* _Recorded data_:
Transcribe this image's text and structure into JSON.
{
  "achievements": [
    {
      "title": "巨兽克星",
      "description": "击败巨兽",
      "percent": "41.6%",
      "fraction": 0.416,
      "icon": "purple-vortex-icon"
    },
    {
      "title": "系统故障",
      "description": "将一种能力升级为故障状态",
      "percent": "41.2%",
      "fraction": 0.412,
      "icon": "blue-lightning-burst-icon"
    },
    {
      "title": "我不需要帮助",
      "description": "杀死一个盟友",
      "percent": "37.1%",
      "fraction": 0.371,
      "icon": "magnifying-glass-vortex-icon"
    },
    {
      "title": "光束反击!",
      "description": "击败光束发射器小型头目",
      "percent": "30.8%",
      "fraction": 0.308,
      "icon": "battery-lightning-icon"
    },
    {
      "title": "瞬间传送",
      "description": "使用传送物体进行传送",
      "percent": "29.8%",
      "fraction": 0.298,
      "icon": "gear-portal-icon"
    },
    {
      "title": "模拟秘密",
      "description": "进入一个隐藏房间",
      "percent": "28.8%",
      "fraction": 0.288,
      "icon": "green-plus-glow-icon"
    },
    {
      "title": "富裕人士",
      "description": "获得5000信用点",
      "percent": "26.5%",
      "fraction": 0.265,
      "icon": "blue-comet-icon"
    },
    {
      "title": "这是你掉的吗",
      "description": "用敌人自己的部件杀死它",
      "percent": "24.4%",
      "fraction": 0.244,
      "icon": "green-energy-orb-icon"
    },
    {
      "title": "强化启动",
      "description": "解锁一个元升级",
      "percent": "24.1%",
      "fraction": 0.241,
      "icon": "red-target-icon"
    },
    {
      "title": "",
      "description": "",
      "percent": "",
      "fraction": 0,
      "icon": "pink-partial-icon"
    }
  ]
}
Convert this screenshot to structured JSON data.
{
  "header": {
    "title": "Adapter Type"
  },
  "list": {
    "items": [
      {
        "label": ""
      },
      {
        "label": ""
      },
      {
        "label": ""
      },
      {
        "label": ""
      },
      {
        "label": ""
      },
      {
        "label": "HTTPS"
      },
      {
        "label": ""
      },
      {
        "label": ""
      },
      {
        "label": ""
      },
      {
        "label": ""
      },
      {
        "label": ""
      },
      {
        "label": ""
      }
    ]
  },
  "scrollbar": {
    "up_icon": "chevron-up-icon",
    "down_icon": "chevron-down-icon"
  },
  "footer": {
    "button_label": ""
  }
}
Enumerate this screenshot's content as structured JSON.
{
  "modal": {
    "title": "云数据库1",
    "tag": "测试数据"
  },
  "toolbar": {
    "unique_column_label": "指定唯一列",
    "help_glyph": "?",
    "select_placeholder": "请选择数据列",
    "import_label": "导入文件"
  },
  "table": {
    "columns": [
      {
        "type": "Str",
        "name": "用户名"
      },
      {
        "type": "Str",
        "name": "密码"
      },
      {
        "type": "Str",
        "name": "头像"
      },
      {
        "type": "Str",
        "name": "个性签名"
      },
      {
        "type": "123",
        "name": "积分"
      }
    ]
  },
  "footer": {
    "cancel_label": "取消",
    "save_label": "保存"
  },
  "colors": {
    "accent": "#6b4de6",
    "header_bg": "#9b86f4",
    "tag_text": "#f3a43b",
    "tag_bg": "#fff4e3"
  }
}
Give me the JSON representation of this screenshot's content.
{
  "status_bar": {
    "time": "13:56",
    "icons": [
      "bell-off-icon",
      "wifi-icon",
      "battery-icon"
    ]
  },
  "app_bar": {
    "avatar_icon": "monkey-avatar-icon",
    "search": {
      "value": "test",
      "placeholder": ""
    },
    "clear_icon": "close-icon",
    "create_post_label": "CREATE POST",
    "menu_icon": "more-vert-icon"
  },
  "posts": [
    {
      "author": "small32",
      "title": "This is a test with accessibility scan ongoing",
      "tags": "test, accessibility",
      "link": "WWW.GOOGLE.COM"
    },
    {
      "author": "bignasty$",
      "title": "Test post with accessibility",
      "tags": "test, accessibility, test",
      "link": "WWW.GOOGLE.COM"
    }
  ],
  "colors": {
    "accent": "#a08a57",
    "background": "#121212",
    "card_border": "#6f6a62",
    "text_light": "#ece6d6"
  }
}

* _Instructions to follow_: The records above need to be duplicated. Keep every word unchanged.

* _Answer section_:
Transcribe this image's text and structure into JSON.
{
  "achievements": [
    {
      "title": "巨兽克星",
      "description": "击败巨兽",
      "percent": "41.6%",
      "fraction": 0.416,
      "icon": "purple-vortex-icon"
    },
    {
      "title": "系统故障",
      "description": "将一种能力升级为故障状态",
      "percent": "41.2%",
      "fraction": 0.412,
      "icon": "blue-lightning-burst-icon"
    },
    {
      "title": "我不需要帮助",
      "description": "杀死一个盟友",
      "percent": "37.1%",
      "fraction": 0.371,
      "icon": "magnifying-glass-vortex-icon"
    },
    {
      "title": "光束反击!",
      "description": "击败光束发射器小型头目",
      "percent": "30.8%",
      "fraction": 0.308,
      "icon": "battery-lightning-icon"
    },
    {
      "title": "瞬间传送",
      "description": "使用传送物体进行传送",
      "percent": "29.8%",
      "fraction": 0.298,
      "icon": "gear-portal-icon"
    },
    {
      "title": "模拟秘密",
      "description": "进入一个隐藏房间",
      "percent": "28.8%",
      "fraction": 0.288,
      "icon": "green-plus-glow-icon"
    },
    {
      "title": "富裕人士",
      "description": "获得5000信用点",
      "percent": "26.5%",
      "fraction": 0.265,
      "icon": "blue-comet-icon"
    },
    {
      "title": "这是你掉的吗",
      "description": "用敌人自己的部件杀死它",
      "percent": "24.4%",
      "fraction": 0.244,
      "icon": "green-energy-orb-icon"
    },
    {
      "title": "强化启动",
      "description": "解锁一个元升级",
      "percent": "24.1%",
      "fraction": 0.241,
      "icon": "red-target-icon"
    },
    {
      "title": "",
      "description": "",
      "percent": "",
      "fraction": 0,
      "icon": "pink-partial-icon"
    }
  ]
}
Convert this screenshot to structured JSON data.
{
  "header": {
    "title": "Adapter Type"
  },
  "list": {
    "items": [
      {
        "label": ""
      },
      {
        "label": ""
      },
      {
        "label": ""
      },
      {
        "label": ""
      },
      {
        "label": ""
      },
      {
        "label": "HTTPS"
      },
      {
        "label": ""
      },
      {
        "label": ""
      },
      {
        "label": ""
      },
      {
        "label": ""
      },
      {
        "label": ""
      },
      {
        "label": ""
      }
    ]
  },
  "scrollbar": {
    "up_icon": "chevron-up-icon",
    "down_icon": "chevron-down-icon"
  },
  "footer": {
    "button_label": ""
  }
}
Enumerate this screenshot's content as structured JSON.
{
  "modal": {
    "title": "云数据库1",
    "tag": "测试数据"
  },
  "toolbar": {
    "unique_column_label": "指定唯一列",
    "help_glyph": "?",
    "select_placeholder": "请选择数据列",
    "import_label": "导入文件"
  },
  "table": {
    "columns": [
      {
        "type": "Str",
        "name": "用户名"
      },
      {
        "type": "Str",
        "name": "密码"
      },
      {
        "type": "Str",
        "name": "头像"
      },
      {
        "type": "Str",
        "name": "个性签名"
      },
      {
        "type": "123",
        "name": "积分"
      }
    ]
  },
  "footer": {
    "cancel_label": "取消",
    "save_label": "保存"
  },
  "colors": {
    "accent": "#6b4de6",
    "header_bg": "#9b86f4",
    "tag_text": "#f3a43b",
    "tag_bg": "#fff4e3"
  }
}
Give me the JSON representation of this screenshot's content.
{
  "status_bar": {
    "time": "13:56",
    "icons": [
      "bell-off-icon",
      "wifi-icon",
      "battery-icon"
    ]
  },
  "app_bar": {
    "avatar_icon": "monkey-avatar-icon",
    "search": {
      "value": "test",
      "placeholder": ""
    },
    "clear_icon": "close-icon",
    "create_post_label": "CREATE POST",
    "menu_icon": "more-vert-icon"
  },
  "posts": [
    {
      "author": "small32",
      "title": "This is a test with accessibility scan ongoing",
      "tags": "test, accessibility",
      "link": "WWW.GOOGLE.COM"
    },
    {
      "author": "bignasty$",
      "title": "Test post with accessibility",
      "tags": "test, accessibility, test",
      "link": "WWW.GOOGLE.COM"
    }
  ],
  "colors": {
    "accent": "#a08a57",
    "background": "#121212",
    "card_border": "#6f6a62",
    "text_light": "#ece6d6"
  }
}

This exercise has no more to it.